Shivani Chandra's thesis defense for her MSc. in Global Health on Intimate Partner Violence in India
Summary of her work:
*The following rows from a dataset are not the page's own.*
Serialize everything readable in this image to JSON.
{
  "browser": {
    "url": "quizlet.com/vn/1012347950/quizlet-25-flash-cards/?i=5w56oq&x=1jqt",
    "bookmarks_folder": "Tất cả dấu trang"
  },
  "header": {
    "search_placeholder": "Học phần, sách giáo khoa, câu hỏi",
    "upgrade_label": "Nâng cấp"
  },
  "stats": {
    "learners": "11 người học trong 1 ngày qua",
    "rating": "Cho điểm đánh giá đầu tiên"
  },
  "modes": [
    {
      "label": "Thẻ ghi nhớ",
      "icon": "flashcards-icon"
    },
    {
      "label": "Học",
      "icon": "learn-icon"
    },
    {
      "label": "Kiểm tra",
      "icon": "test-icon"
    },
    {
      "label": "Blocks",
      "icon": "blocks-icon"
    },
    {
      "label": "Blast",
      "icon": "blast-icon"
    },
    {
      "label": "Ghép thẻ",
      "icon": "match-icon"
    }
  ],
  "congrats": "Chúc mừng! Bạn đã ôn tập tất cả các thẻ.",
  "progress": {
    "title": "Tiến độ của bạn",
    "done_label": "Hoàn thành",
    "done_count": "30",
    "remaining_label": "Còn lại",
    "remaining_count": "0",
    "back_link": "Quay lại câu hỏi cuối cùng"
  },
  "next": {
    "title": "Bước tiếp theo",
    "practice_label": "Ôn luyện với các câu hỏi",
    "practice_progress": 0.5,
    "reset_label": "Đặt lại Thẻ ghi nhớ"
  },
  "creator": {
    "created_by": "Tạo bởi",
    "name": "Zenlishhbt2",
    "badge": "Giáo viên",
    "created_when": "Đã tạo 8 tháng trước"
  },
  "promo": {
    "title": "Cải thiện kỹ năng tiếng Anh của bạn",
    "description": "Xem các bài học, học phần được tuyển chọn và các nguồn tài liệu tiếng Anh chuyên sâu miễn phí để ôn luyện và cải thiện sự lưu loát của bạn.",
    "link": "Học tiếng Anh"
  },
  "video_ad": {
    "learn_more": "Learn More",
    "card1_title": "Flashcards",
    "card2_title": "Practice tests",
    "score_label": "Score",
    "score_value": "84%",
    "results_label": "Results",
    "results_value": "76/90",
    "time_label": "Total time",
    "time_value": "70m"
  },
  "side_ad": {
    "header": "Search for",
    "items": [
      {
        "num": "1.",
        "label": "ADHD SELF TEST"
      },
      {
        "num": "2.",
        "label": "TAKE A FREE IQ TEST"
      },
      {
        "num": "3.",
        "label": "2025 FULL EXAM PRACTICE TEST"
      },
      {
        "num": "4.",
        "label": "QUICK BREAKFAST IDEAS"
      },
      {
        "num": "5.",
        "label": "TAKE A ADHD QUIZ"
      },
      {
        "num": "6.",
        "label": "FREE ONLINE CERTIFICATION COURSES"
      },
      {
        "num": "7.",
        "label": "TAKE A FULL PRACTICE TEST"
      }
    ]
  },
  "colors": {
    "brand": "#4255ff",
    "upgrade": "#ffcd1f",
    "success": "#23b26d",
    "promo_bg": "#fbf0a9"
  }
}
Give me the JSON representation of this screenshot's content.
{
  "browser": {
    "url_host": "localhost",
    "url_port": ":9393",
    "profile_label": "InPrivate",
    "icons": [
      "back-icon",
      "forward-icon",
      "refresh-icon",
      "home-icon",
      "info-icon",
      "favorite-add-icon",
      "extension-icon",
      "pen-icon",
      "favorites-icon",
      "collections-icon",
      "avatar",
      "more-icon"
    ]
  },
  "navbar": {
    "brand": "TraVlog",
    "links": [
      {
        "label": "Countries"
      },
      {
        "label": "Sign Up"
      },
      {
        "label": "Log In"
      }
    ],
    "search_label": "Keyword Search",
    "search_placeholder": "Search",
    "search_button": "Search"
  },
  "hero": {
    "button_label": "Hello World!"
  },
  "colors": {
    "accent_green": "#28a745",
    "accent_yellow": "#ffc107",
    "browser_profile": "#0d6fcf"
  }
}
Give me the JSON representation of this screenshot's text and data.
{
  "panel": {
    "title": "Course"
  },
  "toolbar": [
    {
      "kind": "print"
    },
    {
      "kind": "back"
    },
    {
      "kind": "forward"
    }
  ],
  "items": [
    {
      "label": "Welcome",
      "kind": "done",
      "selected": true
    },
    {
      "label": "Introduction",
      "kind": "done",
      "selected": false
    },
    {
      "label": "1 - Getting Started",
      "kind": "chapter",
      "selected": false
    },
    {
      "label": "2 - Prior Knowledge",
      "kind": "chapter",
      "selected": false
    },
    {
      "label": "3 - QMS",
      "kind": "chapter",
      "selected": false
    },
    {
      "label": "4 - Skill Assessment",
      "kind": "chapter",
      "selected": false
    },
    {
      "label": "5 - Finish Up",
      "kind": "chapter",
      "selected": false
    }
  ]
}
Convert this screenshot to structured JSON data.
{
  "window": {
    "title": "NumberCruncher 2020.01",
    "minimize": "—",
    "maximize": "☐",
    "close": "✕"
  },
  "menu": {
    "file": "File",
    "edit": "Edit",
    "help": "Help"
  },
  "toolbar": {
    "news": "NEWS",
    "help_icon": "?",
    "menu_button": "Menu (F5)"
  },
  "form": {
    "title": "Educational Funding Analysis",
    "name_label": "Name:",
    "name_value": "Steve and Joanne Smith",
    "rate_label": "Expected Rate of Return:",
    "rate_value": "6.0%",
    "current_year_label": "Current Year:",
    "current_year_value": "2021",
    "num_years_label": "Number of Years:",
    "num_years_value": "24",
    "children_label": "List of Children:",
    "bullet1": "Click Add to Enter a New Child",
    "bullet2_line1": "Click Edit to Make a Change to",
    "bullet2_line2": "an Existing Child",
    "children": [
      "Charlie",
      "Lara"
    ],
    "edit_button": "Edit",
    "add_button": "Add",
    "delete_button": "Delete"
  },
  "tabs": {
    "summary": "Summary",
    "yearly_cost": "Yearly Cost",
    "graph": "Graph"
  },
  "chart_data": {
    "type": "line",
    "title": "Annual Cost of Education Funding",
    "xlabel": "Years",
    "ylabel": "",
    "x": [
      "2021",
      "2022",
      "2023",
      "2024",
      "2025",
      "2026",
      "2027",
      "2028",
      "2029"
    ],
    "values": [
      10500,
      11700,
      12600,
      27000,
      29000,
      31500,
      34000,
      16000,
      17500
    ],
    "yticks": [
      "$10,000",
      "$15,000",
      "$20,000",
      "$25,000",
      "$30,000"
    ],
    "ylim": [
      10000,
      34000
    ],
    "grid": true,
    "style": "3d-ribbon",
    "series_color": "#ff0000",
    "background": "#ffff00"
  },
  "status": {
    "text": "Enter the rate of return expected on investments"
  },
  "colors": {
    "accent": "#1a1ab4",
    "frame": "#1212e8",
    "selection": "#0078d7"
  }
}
Shivani conducted a cross-sectional survey in Pune, India at the Sancheti Institute for Orthopaedics and Rehabilitation, administering over 200 surveys to men and women in June 2015. The first part of the study compared men and women's attitudes about intimate partner violence (IPV) (n=204). Results suggested that men and increasing age were both associated with higher approval rates for wife-slapping, and stronger support for traditional, patriarchal gender roles whereby husbands exercise control over their wives. Income and female exposure to IPV however, did not produce a statistically significant impact on their attitudes about IPV. The second part of the study analyzed male responses to the WAST (Woman's Abuse Screening Tool). Previously only used to screen women for IPV, this tool was administered to the Indian male population for an exploratory study (n=62). Results of this tool yielded a 16% IPV prevalence rate among men. Further studies are required to investigate if WAST is a valid tool in the Indian male population. Large gaps in IPV research remain, especially in the Indian context where existing studies concentrate only on female victims of physical abuse, excluding male victims, and emotional and sexual violence.